“I've just moved house and I'm looking to remove the existing wallpaper. I've always found it very hard to remove myself – do you have any tips?”
Moving house is always an exciting time and it’s only natural to want to redecorate and have the place feeling ‘your own’ as soon as possible.
Removing wallpaper is a tedious job - but with a few handy tips, it doesn’t have to be a nightmare. The key is all in the preparation – taking a little time to prepare properly will give you a better chance of success.
So, firstly put a dustsheet down to cover the floor (if you’re keeping the flooring, that is) and cover the existing skirting boards with tape and plastic sheets, as these may get wet. Have some old towels or rags handy to soak up any excess water that may drip down the wall too.
Begin by pulling off the top layer of wallpaper, so you only have the backing on the wall left to remove. The best way to get the top layer off is to start with a corner and get your scraper under it to lift it.

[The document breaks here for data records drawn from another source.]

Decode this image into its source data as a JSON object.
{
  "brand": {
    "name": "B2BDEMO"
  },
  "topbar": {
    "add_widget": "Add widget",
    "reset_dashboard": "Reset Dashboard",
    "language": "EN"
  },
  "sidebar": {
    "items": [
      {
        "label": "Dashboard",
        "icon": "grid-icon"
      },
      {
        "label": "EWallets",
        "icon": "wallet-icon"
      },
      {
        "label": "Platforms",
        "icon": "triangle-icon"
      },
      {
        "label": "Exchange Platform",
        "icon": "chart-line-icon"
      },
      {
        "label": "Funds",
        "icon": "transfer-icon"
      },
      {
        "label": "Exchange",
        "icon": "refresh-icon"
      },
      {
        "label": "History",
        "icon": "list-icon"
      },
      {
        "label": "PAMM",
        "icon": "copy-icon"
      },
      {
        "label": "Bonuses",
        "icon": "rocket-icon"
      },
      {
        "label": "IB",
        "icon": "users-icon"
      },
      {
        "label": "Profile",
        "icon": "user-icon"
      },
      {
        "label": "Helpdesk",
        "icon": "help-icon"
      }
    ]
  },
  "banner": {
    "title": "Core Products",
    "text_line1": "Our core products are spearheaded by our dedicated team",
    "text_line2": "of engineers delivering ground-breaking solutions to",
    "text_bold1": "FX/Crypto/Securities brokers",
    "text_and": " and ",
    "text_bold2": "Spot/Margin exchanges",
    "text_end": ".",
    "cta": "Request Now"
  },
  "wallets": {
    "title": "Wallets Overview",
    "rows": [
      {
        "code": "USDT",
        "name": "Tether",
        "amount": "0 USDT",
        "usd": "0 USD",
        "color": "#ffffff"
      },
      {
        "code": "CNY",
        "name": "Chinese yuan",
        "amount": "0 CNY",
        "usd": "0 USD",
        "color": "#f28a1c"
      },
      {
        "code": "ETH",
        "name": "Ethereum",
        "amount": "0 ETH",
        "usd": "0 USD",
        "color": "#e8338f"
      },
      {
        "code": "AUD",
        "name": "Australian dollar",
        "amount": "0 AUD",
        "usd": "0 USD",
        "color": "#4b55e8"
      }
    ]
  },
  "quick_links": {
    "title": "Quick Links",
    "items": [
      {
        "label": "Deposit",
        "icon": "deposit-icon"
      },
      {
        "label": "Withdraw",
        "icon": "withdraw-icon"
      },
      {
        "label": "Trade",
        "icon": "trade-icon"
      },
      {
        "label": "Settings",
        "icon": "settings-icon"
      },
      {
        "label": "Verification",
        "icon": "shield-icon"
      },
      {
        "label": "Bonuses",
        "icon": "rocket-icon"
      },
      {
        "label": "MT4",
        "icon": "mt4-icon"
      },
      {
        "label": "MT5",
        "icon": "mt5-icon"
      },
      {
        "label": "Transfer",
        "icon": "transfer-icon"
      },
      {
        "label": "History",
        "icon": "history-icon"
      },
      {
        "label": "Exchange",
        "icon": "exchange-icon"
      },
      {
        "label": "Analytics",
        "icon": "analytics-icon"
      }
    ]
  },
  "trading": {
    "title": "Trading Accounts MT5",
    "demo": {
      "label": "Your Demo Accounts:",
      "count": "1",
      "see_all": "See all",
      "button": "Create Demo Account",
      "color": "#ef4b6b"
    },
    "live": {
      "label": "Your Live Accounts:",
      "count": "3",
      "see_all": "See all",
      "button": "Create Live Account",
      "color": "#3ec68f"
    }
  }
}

Then you should be able to gently pull down across the sheet to get off the rest.
Once you only have backing paper left on the wall, mix a capful of fabric softener with warm water in a bucket and then, using a sponge, wash it over the backing paper.
Allow the water to then soak in, which will help loosen the glue that is holding the paper up. Work in small patches of wall so the paper doesn’t dry out, and when the backing softens, use your scraper to prise the paper off the wall. Rub firmly but don’t jab the scraper into the wall as this may damage the wall’s surface in the long run.
Be sure to get every bit of old paste off the wall as well, to give you a clean surface to re-paper or paint over.
Electric steamers are an option but they can be expensive. The water and scraper method is cheap and just involves a bit of elbow grease!
You can read more by Nadine Hill at jugglemum.co.uk.
“My mantelpiece and fireplace surround is looking very tired and I would like to re-paint it. Is there a special heat-resistant paint that I need to use?”
Giving a coat of paint to a fireplace is an excellent way to give it new life. If it’s the wooden mantelpiece and surround that is going to be re-painted, there is no need to buy a special paint as they’re generally not affected by the heat of the fire. The mantelpiece and surround can just be sanded down, primed and then repainted.
If you have a brick fireplace that could do with a little revamp, firstly clean down the bricks with a wire brush and hoover. After that, paint the bricks with a water-based primer and then paint to finish.
However, if you are intending to paint anywhere that the flames will touch or that will get hot (like the grate, for example), a high heat-resistant paint will be needed. You can easily find high heat-resistant paints online and in hardware stores.
You can read more by Carole King at deardesigner.co.uk/.